The spread of fake online news has become a hot topic of conversation, particularly in the wake of the presidential election. According to a BuzzFeed news analysis, the top-performing fake election news stories posted on Facebook in the final three months of the presidential campaign generated more engagement than the top stories from major news outlets like NBC News and The New York Times. And the vast majority of those stories were identified as either pro-Donald Trump or anti-Hillary Clinton.
Facebook CEO Mark Zuckerberg insisted that the social networking giant could not have influenced the election, but the $350 billion company has since banned fake news sites from using the company’s advertising network to generate revenue. Google, which recently highlighted a fake story claiming that Trump had won the election’s popular vote, has taken similar steps.
We asked John Wihbey, assistant professor of journalism and new media at Northeastern, to weigh in on fake news’ effect on the election and what people can do to avoid fake, misleading, and clickbait-y sites.
A new finding shows that fake news may be “more viral” than real news.
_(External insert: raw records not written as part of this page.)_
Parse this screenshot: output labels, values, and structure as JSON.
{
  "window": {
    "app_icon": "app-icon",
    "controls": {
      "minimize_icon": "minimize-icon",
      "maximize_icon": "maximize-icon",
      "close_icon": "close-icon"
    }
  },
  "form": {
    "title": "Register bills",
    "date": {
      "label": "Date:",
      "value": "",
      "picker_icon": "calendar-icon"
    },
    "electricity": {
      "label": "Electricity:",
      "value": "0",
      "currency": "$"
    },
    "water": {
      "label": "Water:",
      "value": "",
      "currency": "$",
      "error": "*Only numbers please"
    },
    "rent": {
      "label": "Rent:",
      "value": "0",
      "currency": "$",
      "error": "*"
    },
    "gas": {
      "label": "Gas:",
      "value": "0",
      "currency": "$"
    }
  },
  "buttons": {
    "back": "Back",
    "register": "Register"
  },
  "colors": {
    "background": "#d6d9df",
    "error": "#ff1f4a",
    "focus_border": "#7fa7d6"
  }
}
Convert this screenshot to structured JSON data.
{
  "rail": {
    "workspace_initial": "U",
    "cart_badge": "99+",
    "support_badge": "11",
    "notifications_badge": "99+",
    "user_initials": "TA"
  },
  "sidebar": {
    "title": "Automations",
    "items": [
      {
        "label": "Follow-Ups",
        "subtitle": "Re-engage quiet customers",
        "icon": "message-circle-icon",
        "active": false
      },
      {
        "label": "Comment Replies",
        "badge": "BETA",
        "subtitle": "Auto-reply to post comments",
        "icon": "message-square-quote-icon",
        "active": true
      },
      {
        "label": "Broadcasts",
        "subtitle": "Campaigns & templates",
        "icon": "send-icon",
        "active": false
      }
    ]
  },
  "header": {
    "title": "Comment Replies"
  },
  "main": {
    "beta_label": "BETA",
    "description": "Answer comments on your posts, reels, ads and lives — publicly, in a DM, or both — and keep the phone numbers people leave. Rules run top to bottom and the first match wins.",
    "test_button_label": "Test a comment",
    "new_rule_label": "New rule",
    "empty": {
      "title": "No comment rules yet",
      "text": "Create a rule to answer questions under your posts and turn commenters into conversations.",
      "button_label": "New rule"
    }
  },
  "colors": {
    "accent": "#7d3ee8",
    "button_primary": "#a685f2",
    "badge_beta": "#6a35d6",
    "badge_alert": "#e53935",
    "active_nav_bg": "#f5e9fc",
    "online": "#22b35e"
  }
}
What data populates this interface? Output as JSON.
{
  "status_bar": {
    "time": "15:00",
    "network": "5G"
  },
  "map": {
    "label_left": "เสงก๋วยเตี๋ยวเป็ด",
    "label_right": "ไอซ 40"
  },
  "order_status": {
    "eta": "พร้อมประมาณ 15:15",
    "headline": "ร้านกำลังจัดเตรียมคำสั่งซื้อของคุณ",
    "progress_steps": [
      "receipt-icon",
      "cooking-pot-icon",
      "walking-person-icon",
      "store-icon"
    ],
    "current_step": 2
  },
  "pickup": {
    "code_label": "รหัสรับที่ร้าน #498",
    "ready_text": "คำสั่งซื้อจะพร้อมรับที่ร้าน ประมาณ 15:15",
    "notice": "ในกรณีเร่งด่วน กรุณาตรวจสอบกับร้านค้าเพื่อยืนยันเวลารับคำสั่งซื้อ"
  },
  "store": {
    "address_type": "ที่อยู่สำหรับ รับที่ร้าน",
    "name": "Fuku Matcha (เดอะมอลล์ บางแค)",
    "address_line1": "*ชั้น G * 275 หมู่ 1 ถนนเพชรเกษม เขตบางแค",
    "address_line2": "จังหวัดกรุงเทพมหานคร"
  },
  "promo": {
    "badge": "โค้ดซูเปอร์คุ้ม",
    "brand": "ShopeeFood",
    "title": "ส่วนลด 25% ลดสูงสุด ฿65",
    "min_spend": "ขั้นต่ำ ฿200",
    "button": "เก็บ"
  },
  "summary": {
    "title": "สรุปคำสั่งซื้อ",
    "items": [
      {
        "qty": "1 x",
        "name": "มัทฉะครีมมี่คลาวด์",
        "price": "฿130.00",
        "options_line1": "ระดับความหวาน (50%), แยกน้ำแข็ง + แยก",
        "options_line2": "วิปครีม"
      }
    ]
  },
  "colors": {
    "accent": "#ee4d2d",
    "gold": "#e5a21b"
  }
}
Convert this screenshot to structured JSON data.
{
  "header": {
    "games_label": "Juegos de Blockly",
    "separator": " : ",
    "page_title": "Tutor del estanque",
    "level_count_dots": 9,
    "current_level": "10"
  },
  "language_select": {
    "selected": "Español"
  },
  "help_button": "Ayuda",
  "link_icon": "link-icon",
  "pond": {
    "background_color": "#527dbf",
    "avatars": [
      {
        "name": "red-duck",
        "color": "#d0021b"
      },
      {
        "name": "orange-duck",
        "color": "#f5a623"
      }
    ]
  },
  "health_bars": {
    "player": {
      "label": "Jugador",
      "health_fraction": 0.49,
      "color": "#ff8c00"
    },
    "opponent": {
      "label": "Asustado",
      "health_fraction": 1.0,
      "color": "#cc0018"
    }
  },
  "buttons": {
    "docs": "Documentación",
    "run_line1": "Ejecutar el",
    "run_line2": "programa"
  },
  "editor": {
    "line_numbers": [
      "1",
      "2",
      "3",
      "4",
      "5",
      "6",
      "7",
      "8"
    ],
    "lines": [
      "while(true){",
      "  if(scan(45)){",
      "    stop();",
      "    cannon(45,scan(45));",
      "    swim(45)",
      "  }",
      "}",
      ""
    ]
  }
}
In your opinion, how much of an effect did fake news stories have on the outcome of the presidential election?
Debate over this very serious issue is taking place in the context of a confusing and contentious period of post-election analysis and self-reflection. Emotions are running high. But in my view, we first need to separate out the election impact issue from the issue of fake news.
The probability that Facebook’s lack of policing of fake news influenced thousands of key voters in swing states such as Pennsylvania, Wisconsin, and Michigan is exceedingly small. To suggest that it definitely changed the minds of tens of thousands of people defies what we know about belief formation, voter preference, and political socialization: It takes a lot of conditioning and media exposure before people shift ideology and general party/candidate preferences. It is possible it had an impact, but I think the chances that misinformation on social media swung the election are vanishingly small. I would be much more concerned about talk radio, for example, where misinformation was broadcast relentlessly for months on end. That’s where you’d get powerful media effects that reinforce beliefs and motivate or depress voter turnout. But in some ways, that’s nothing new in elections.
We need our communications ecosystem to be better and healthier overall for democracy. I think Facebook could do a lot more, as could many other institutions. What the public perhaps doesn’t know is that the company’s own data science team has been studying these issues for years now. You can read some really fascinating papers they have produced, where they find that misinformation “cascades” quite easily across the social graph—and false messages frequently “run deeper” than viral content in general. They label these “rumor cascades.” I have not spoken with the company, but I suspect it had seen this as an issue of academic interest largely and had not thought through what it might mean in a close election. They certainly will now. At one point, they seemed to be more engaged with the social science community broadly. I think they should redouble that.
According to a 2016 Pew Research Center report on the modern news consumer, only 4 percent of web-using adults have a lot of confidence in the information they find on social media. What steps do you think Facebook, Twitter, and other platforms should take to improve trust in the accuracy of the news that is being reported on their sites?
I’ve seen that sort of polling from Pew and others, and I’m sure it has merit. Yet I’m not sure it tells the whole story. Of course, if you ask someone about whether they have confidence in, or trust, information on social media they may balk. But that’s sort of like asking someone, “Do you believe everything you hear on the street?” They will say “no.” But the power of social influence is a well-documented phenomenon both online and offline. News shared among friends can have a powerful effect. Again, I don’t think people are switching candidate preferences over a couple articles, per se, but information can reinforce a sense of collective belief and a perception of community consensus. We often process information culturally, through what we think are the common beliefs of our friends and family.
It’s worth noting that Facebook seems to take a big public relations hit about every six months now for something it has done relating to the civic and political space. This fake news-and-the-election issue is one of the most serious. I would love to see Facebook reach out more to academia and to other groups that are concerned about civics and democracy. It should open up data (appropriately anonymized) to, for example, the network scientists at Northeastern to help study this problem. I’d also like to see them keep a public, running log of content they’ve taken down and the stated reasons why. If we are going to expect Facebook to get into the content-policing game in a robust way, we need to be sure that the process is transparent and free speech is respected.
One other thing that I’d like to see Facebook, and particularly Twitter, do is much more aggressively enforce standards in terms of banning trolling, harassment, and threats. The volume of discriminatory harassment of women and minorities, and anti-Semitic discourse, is just appalling on these platforms. Creating a more civil environment would begin to foster the conditions for more trust.
If social media users want to avoid fake information and false, misleading, and clickbait-y sites, what should they should do?
I would highly recommend examining any suspect stories or claims through the lens of highly credible sites such as Politifact.com and Factcheck.org. And I would try to consume news primarily on professionally produced journalistic platforms. I know the news media has its problems, but on the whole professional journalists work extremely hard to perform this vetting and sorting function to the best of their ability. They sort fact from fiction and try to provide accurate interpretations of issues and events. They succeed perhaps 95 percent of the time, but we hear a lot about the errors. As a society our trust in the press is very low right now, but more than ever, we need to begin rebuilding that trust and those bonds between communities and credible information sources.